Lewis Family Page

Updated: 10 March 2009

If you have information on this line, please contact Jim Adams (adamsmckain at gmail.com) with your births, weddings, obituaries, photographs, etc.

Descendants of James Otto (1799-1858) and Sophia E. Peltier (1801- ) Lewis. James and Sophia had a son, William Wallace Lewis (1832 - 1918) who married Abigail Hannah Alford (1834 - 1918).

William and Abigail (Alford) Lewis had a son, William Alford Lewis who married Martha Lydia (Lewis?). Martha was born in 1861 and died in 1928 in Kalamazoo. They had a son, Claude Amasa Lewis (12 May 1886 - 11 June 1958). Claude Amasa Lewis and Hazel Grace Adams had a son, John Keith "Jack" Adams and Jean Adams.

The 2nd great-grandfather of Jack, James Otto Lewis of Detroit was an artist (The Aboriginal Portfolio). The US Indian Department (possibly BIA?) commissioned Lewis to attend government sponsored Indian councils and treaty ceremonies between 1825-1828. Lewis executed portraits and interviewed Indian chiefs who attended these meetings. Lewis ventured to such locales as Prairie du Chien, Fond du Lac, Butte des Morts, and Fort Wayne.

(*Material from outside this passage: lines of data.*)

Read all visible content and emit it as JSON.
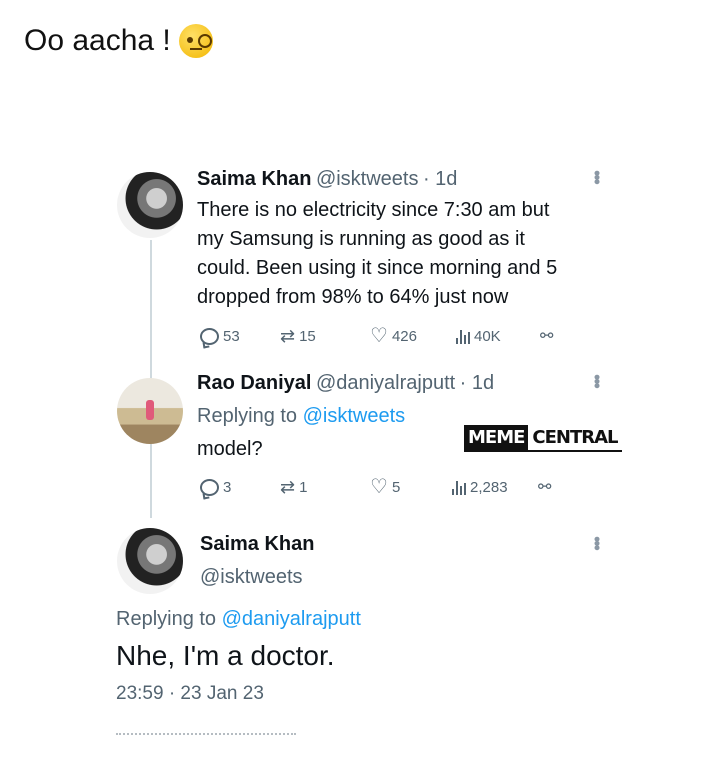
{
  "caption": {
    "text": "Oo aacha !",
    "emoji": "face-with-monocle-emoji"
  },
  "tweet1": {
    "name": "Saima Khan",
    "handle": "@isktweets",
    "time": "· 1d",
    "lines": [
      "There is no electricity since 7:30 am but",
      "my Samsung is running as good as it",
      "could. Been using it since morning and 5",
      "dropped from 98% to 64% just now"
    ],
    "replies": "53",
    "retweets": "15",
    "likes": "426",
    "views": "40K"
  },
  "tweet2": {
    "name": "Rao Daniyal",
    "handle": "@daniyalrajputt",
    "time": "· 1d",
    "replying_prefix": "Replying to ",
    "replying_to": "@isktweets",
    "text": "model?",
    "replies": "3",
    "retweets": "1",
    "likes": "5",
    "views": "2,283"
  },
  "watermark": {
    "part1": "MEME",
    "part2": "CENTRAL"
  },
  "tweet3": {
    "name": "Saima Khan",
    "handle": "@isktweets",
    "replying_prefix": "Replying to ",
    "replying_to": "@daniyalrajputt",
    "text": "Nhe, I'm a doctor.",
    "timestamp": "23:59 · 23 Jan 23"
  },
  "colors": {
    "link": "#1d9bf0",
    "muted": "#536471",
    "text": "#0f1419"
  }
}
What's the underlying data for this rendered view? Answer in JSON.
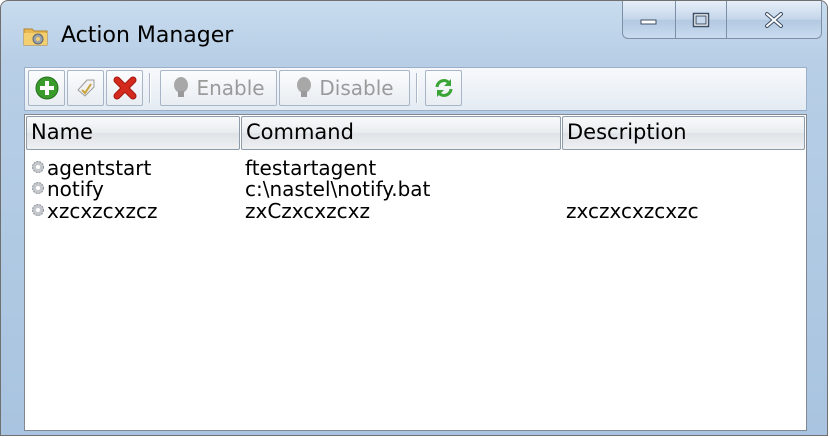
{
  "window": {
    "title": "Action Manager"
  },
  "toolbar": {
    "add_icon": "add-icon",
    "edit_icon": "edit-icon",
    "delete_icon": "delete-icon",
    "enable_label": "Enable",
    "disable_label": "Disable",
    "refresh_icon": "refresh-icon"
  },
  "table": {
    "columns": [
      "Name",
      "Command",
      "Description"
    ],
    "rows": [
      {
        "name": "agentstart",
        "command": "ftestartagent",
        "description": ""
      },
      {
        "name": "notify",
        "command": "c:\\nastel\\notify.bat",
        "description": ""
      },
      {
        "name": "xzcxzcxzcz",
        "command": "zxCzxcxzcxz",
        "description": "zxczxcxzcxzc"
      }
    ]
  },
  "colors": {
    "add": "#3a9a2b",
    "delete": "#d42a1e",
    "refresh": "#3aa536",
    "titlebar": "#b7cee6"
  }
}
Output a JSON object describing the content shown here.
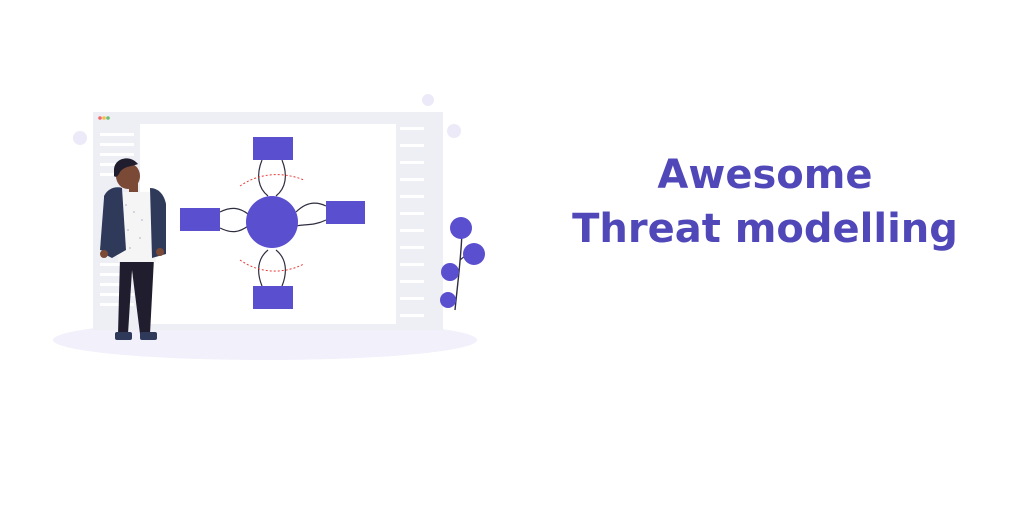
{
  "title": {
    "line1": "Awesome",
    "line2": "Threat modelling"
  },
  "colors": {
    "accent": "#5048b8",
    "diagram_shape": "#5a4fcf",
    "window_frame": "#eeeef5",
    "ground_ellipse": "#f1f0fb",
    "threat_boundary": "#e53935"
  },
  "illustration": {
    "icon": "threat-model-diagram-illustration"
  }
}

For more information on James Otto Lewis, see:

Famous Wisconsin Artists and Architects by Hannah Heidi Levy,

James Otto Lewis The American Indian Portfolio: An Eyewitness History, 1823-1828.

McKenna & Hall History of the Indian Tribes of North America,

Janet Campbell & Kenna A. Franks The Wilderness Legacy of James Otto Lewis.

McDermott, John Francis. The J.O. Lewis Port Folio, Minnesota History, 1952. Vol. 33, pp. 20-21

Viola, Herman J. Thomas L. McKenney: Architect of America's Early Indian Policy, 1816-1830. 1974

Search the Wisconsin Historical Images at the Wisconsin Historical Society. You can purchase prints from them..

You can purchase a 2 CD-ROM set of Lewis' Aboriginal Portfolio: The Complete Edition for $150.00 from the University of Cincinnati Digital Press.

Prints can be ordered from Allposters.com

Col. Daniel Boone by James Otto Lewis

"Col. Daniel Boone", engraving by James Otto Lewis, based on a lost 1820 painting by Chester Harding. In 1861, Harding destroyed the original painting, which had been painted on ordinary table oilcloth and was aging poorly, by cutting out the head and putting it on a new canvas. Lewis's engraving is the only remaining version of the original full-length portrait. This engraving accurately depicts Boone's clothing—later depictions often inaccurately put Boone in a coonskin cap. Published October 11, 1820


James Otto Lewis, "Indian Canoe." (Colored lithograph)

In 1826 McKenney traveled with Lewis Cass to Fond du Lac by way of the Great Lakes to negotiate a treaty with the Chippewa. James Otto Lewis, an indifferent but enthusiastic painter, accompanied the expedition and executed many Indian portraits which became the basis of his Aboriginal Portfolio, an ambitious attempt at a large-scale color plate book which preceded the better known work of McKenney and Hall. Lewis also produced the images used by McKenney in this work, a notable step forward in American illustrated travel books. The account was extensively (if crudely) illustrated with 29 lithographs. A colored version was issued as well. The publisher was the redoubtable Fielding Lucas, a pioneer of American color book illustration; the book came out the same year as his Drawing Book, which also appears in this exhibition.

Thomas L. McKenney. Sketches of a Tour to the Lakes, of the Character and Customs of the Chippeway Indians, and of the Incidents Connected with the Treaty of Fon du Lac ... also a Vocabulary of the Algic, or Chippeway Language. Baltimore, 1827.